This song is such a banger, there’s no doubt about it. While it sees production credits from Fade to Mind’s Kingdom, Nugget, and Kelela’s longtime collaborator Girl Unit, make no mistake, Kelela has the executive control on her sound and direction. Taken from her Hallucinogen EP, Kingdom told Pitchfork that she wanted him to extract and highlight the “booty bass vibe” from the demo recording, which ultimately led him to bolster the 808s and adding vocal samples and effects. If you hear her delivery, it’s quite coyly flirtatious but there is a hint of disappointment as she sings, “Turn my head to the right, now I’m looking for you for the rest of the night — and I can’t rewind.”
9. Basement Jaxx – Where’s Your Head At
Yes, this is the song that came with the (in)famous music video where the members of Basement Jaxx had their faces appended onto the bodies of primates. The track has been appropriately used in countless extreme sports video games – just listen to the warped, high octane, adrenaline surging dance production adorning the crazed shrieks of the titular refrain. When you’re coming down from relentlessly thrashing to it, you may find yourself picking up the words in the repose of a bridge, “You have found yourself trapped in this incomprehensible maze/ You don’t make it easy on yourself.” If you feel as though someone has read your mind, pause to listen to the comforting reassurance before you continue to mosh your frustrations away. “Don’t let the walls cave in on you, we can’t evolve alone without you.”
10. The Chemical Brothers – Wide Open (feat. Beck)
In the context of Born in the Echoes, ‘Wide Open’ can be considered as a ballad. It’s the album’s closer with a significantly gentler pace, but still retaining the dance-y aspects. Beck makes an appearance as he sings dulcetly about a relationship gradually receding from his welcoming grasp, “I’m wide open but don’t I please you anymore? You’re slipping away from me; you’re drifting away from me.” The production increases in intensity as the song moves along, instruments building upon one another as the obsessive chorus continues to be delivered.
Enabled by music or not, Writer Cindy Low frequently feels a combination of emotions.

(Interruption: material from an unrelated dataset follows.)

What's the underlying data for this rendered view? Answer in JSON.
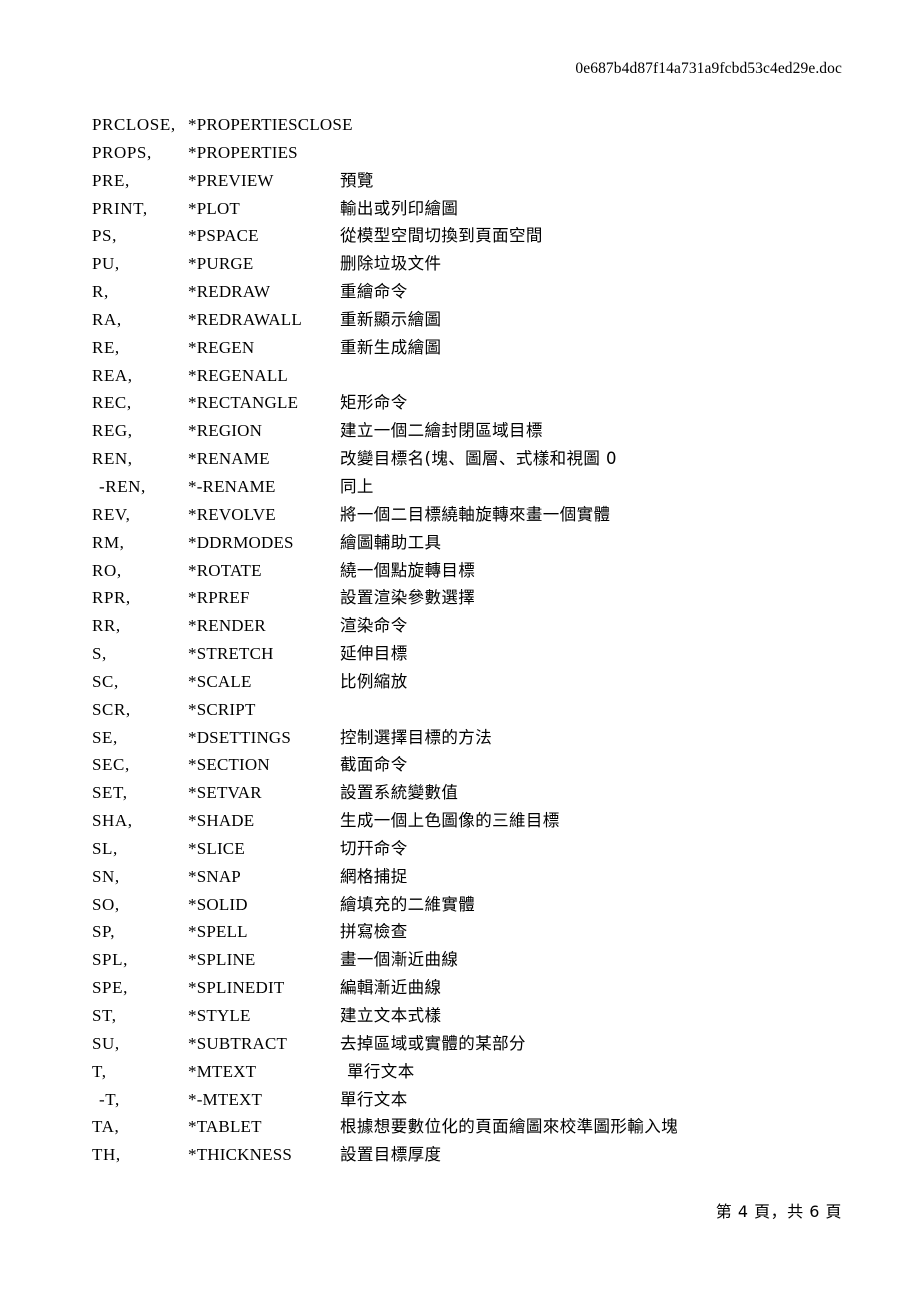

But please, do not relegate this condition as a disorder of being female.